▶ _ASSIGNMENT_: Keep only the lines of the data below that contain "title", and copy them.

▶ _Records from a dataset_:
*** Block opens ***

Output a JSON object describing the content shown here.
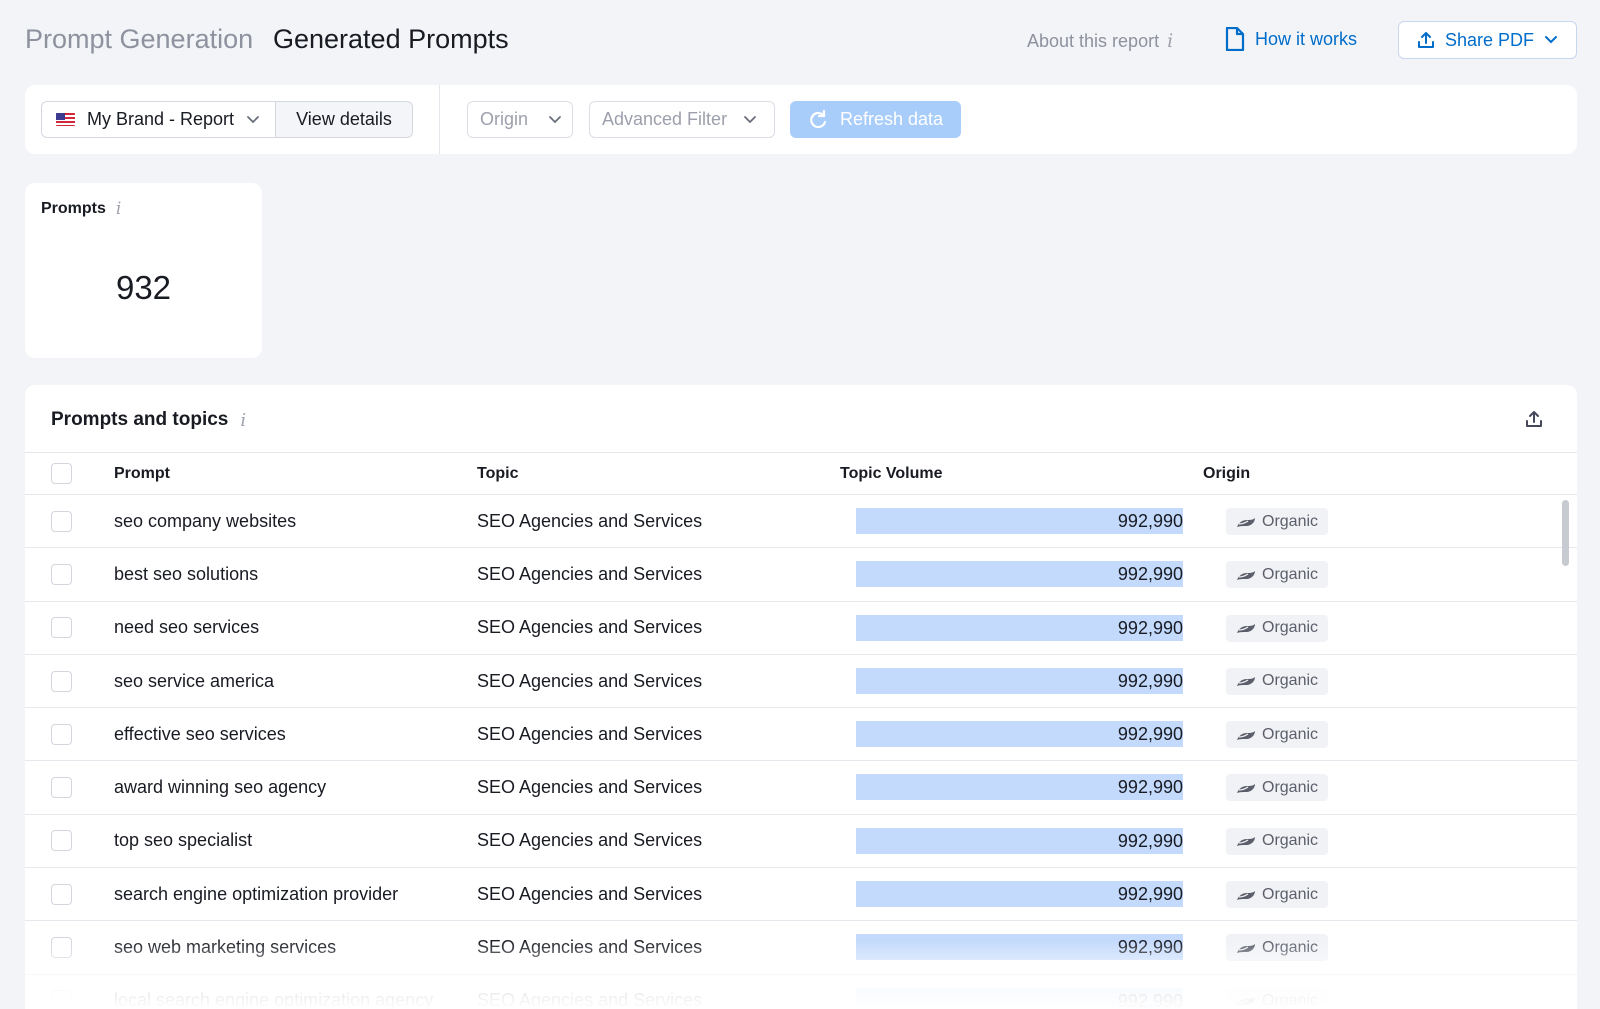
{
  "header": {
    "crumb": "Prompt Generation",
    "title": "Generated Prompts",
    "about": "About this report",
    "how": "How it works",
    "share": "Share PDF"
  },
  "filters": {
    "brand": "My Brand - Report",
    "view_details": "View details",
    "origin": "Origin",
    "advanced": "Advanced Filter",
    "refresh": "Refresh data"
  },
  "stat": {
    "label": "Prompts",
    "value": "932"
  },
  "table": {
    "title": "Prompts and topics",
    "columns": [
      "Prompt",
      "Topic",
      "Topic Volume",
      "Origin"
    ],
    "rows": [
      {
        "prompt": "seo company websites",
        "topic": "SEO Agencies and Services",
        "volume": "992,990",
        "origin": "Organic"
      },
      {
        "prompt": "best seo solutions",
        "topic": "SEO Agencies and Services",
        "volume": "992,990",
        "origin": "Organic"
      },
      {
        "prompt": "need seo services",
        "topic": "SEO Agencies and Services",
        "volume": "992,990",
        "origin": "Organic"
      },
      {
        "prompt": "seo service america",
        "topic": "SEO Agencies and Services",
        "volume": "992,990",
        "origin": "Organic"
      },
      {
        "prompt": "effective seo services",
        "topic": "SEO Agencies and Services",
        "volume": "992,990",
        "origin": "Organic"
      },
      {
        "prompt": "award winning seo agency",
        "topic": "SEO Agencies and Services",
        "volume": "992,990",
        "origin": "Organic"
      },
      {
        "prompt": "top seo specialist",
        "topic": "SEO Agencies and Services",
        "volume": "992,990",
        "origin": "Organic"
      },
      {
        "prompt": "search engine optimization provider",
        "topic": "SEO Agencies and Services",
        "volume": "992,990",
        "origin": "Organic"
      },
      {
        "prompt": "seo web marketing services",
        "topic": "SEO Agencies and Services",
        "volume": "992,990",
        "origin": "Organic"
      },
      {
        "prompt": "local search engine optimization agency",
        "topic": "SEO Agencies and Services",
        "volume": "992,990",
        "origin": "Organic"
      }
    ]
  },
  "colors": {
    "accent": "#006dca",
    "bar": "#c4dafc",
    "refresh_bg": "#a9cdfa",
    "page_bg": "#f3f4f8"
  },
  "icons": [
    "info-icon",
    "document-icon",
    "upload-icon",
    "chevron-down-icon",
    "flag-us-icon",
    "refresh-icon",
    "export-icon",
    "organic-icon"
  ]
}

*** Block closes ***

▶ _RESPONSE TO THIS TASK_:
    "title": "Generated Prompts",
    "title": "Prompts and topics",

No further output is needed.